In essence, the Vega decision authorized a private right of action pursuant to NYLL § 191, and potentially the recovery of liquidated damages, attorneys’ fees, and prejudgment interest, by manual workers who were paid on any frequency other than a weekly basis – again, even if the workers were ultimately paid their full wages. In practice, this meant that employees who are manual workers and are paid bi-weekly could seek 26 extra weeks of pay per year – i.e., the amount of the wages that were paid “late.” And because the NYLL has a six-year statute of limitations, the scope of damages is potentially substantial.

But the tide may be turning

Not surprisingly, the Vega decision spurred a rash of frequency of pay lawsuits by manual workers seeking to recover liquidated damages under NYLL §§ 191 and 198. Most of these suits are styled as proposed class actions and filed in New York federal court (where, as opposed to New York State court, liquidated damages are recoverable in a class action).

Within the past week, however, two important developments have unfurled to suggest that the high tide of frequency of pay lawsuits may soon recede.

First, on January 16, 2024, Governor Kathy Hochul announced her annual executive budget proposal. In that proposal, the Governor proposed an amendment to NYLL § 198 that would make clear that liquidated damages are not available or applicable under § 191 so long as the manual worker was paid “in accordance with the agreed terms of employment, but not less frequently than semi-monthly.” If enacted, the amendment would effectively remove the primary incentive for plaintiffs’ side employment lawyers and manual workers to pursue frequency of pay lawsuits in court.

Then, on January 17, 2024, a New York State intermediate appellate court (the Second Appellate Department) concluded that the “reasoning of Vega” was incorrect and, thus, that NYLL § 191 does not confer a private right of action on manual workers. Specifically, the court found that NYLL § 198(1-a) addresses nonpayment and underpayment of wages – not frequency of payment – and that the payment of full wages bi-weekly (rather than weekly under § 191) does not constitute nonpayment or underpayment of wages. On that basis, the court determined that liquidated damages are not available under § 191 because § 198(1-a) contemplates liquidated damages as recovery for nonpayment and underpayment of wages.

In its ruling, the court underscored that violations of the NYLL resulting in a reduction of wages do not automatically fall within the purview of § 198(1-a) and emphasized that the legislative history of § 198(1-a) focuses on remedying the failure to pay wages, not the frequency or timing of payment. The court ultimately concluded that there is no express or inferred private right of action under § 198(1-a) for liquidated damages, attorneys’ fees, or prejudgment interest for manual workers not paid in compliance with § 191. This decision is binding on state courts located in Nassau, Suffolk, Westchester, Kings, Queens, Richmond, Rockland, Orange, Dutchess, and Putnam counties.
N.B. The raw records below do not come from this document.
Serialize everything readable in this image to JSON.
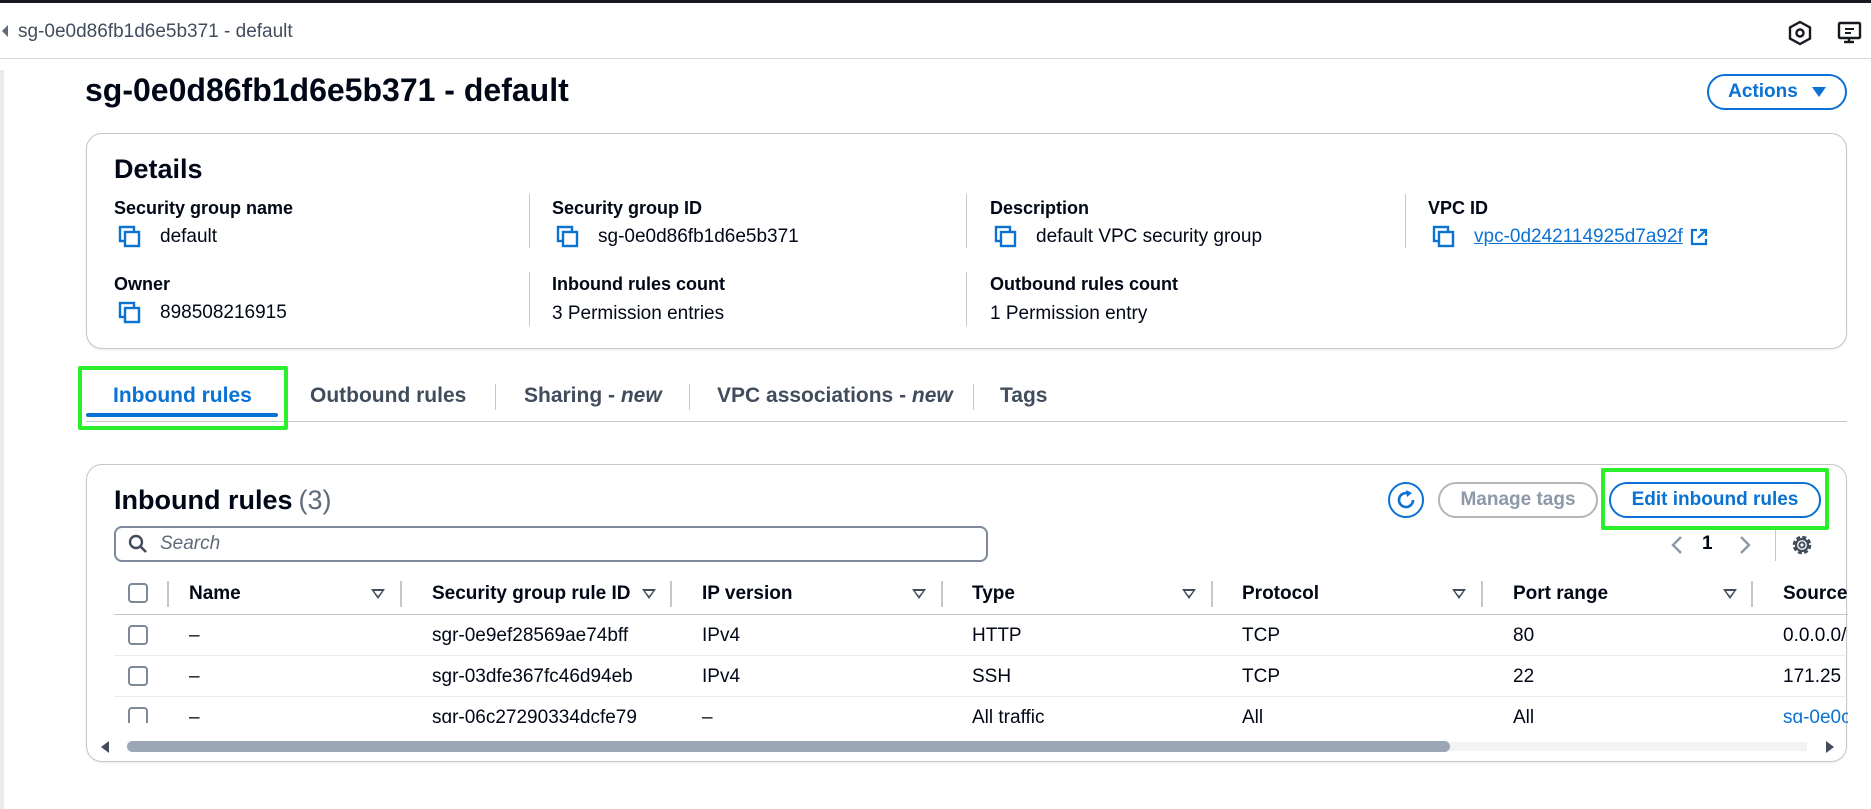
{
  "topbar": {
    "title": "sg-0e0d86fb1d6e5b371 - default",
    "icons": [
      "settings-hex-icon",
      "feedback-icon"
    ]
  },
  "page": {
    "title": "sg-0e0d86fb1d6e5b371 - default",
    "actions_label": "Actions"
  },
  "details": {
    "title": "Details",
    "fields": {
      "sg_name": {
        "label": "Security group name",
        "value": "default"
      },
      "sg_id": {
        "label": "Security group ID",
        "value": "sg-0e0d86fb1d6e5b371"
      },
      "description": {
        "label": "Description",
        "value": "default VPC security group"
      },
      "vpc_id": {
        "label": "VPC ID",
        "value": "vpc-0d242114925d7a92f"
      },
      "owner": {
        "label": "Owner",
        "value": "898508216915"
      },
      "inbound_count": {
        "label": "Inbound rules count",
        "value": "3 Permission entries"
      },
      "outbound_count": {
        "label": "Outbound rules count",
        "value": "1 Permission entry"
      }
    }
  },
  "tabs": {
    "inbound": "Inbound rules",
    "outbound": "Outbound rules",
    "sharing": "Sharing - ",
    "sharing_new": "new",
    "vpc_assoc": "VPC associations - ",
    "vpc_assoc_new": "new",
    "tags": "Tags",
    "active": "inbound"
  },
  "rules": {
    "title": "Inbound rules",
    "count": "(3)",
    "manage_tags_label": "Manage tags",
    "edit_label": "Edit inbound rules",
    "search_placeholder": "Search",
    "page_number": "1",
    "columns": {
      "name": "Name",
      "rule_id": "Security group rule ID",
      "ip_version": "IP version",
      "type": "Type",
      "protocol": "Protocol",
      "port_range": "Port range",
      "source": "Source"
    },
    "rows": [
      {
        "name": "–",
        "rule_id": "sgr-0e9ef28569ae74bff",
        "ip_version": "IPv4",
        "type": "HTTP",
        "protocol": "TCP",
        "port_range": "80",
        "source": "0.0.0.0/"
      },
      {
        "name": "–",
        "rule_id": "sgr-03dfe367fc46d94eb",
        "ip_version": "IPv4",
        "type": "SSH",
        "protocol": "TCP",
        "port_range": "22",
        "source": "171.25"
      },
      {
        "name": "–",
        "rule_id": "sgr-06c27290334dcfe79",
        "ip_version": "–",
        "type": "All traffic",
        "protocol": "All",
        "port_range": "All",
        "source": "sg-0e0c"
      }
    ]
  },
  "colors": {
    "accent": "#0972d3",
    "highlight": "#2bef2b",
    "text": "#000716",
    "border": "#c6c6cd"
  }
}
While there is not yet complete judicial or legislative consensus as to frequency of pay claims under NYLL § 191, employers should be cautiously optimistic about these recent developments and the future viability of such claims. Given that there now exists a split between Appellate Departments as to whether a private right of action exists under § 191, there is at least a reasonable likelihood that the New York Court of Appeals, which is the state’s highest court, will weigh in and provide a final answer on this issue. In the meantime, however, the Second Department’s decision, together with Governor Hochul’s proposal, gives employers additional ammunition when defending against threatened or pending frequency of pay claims. We will continue to monitor for updates concerning these issues.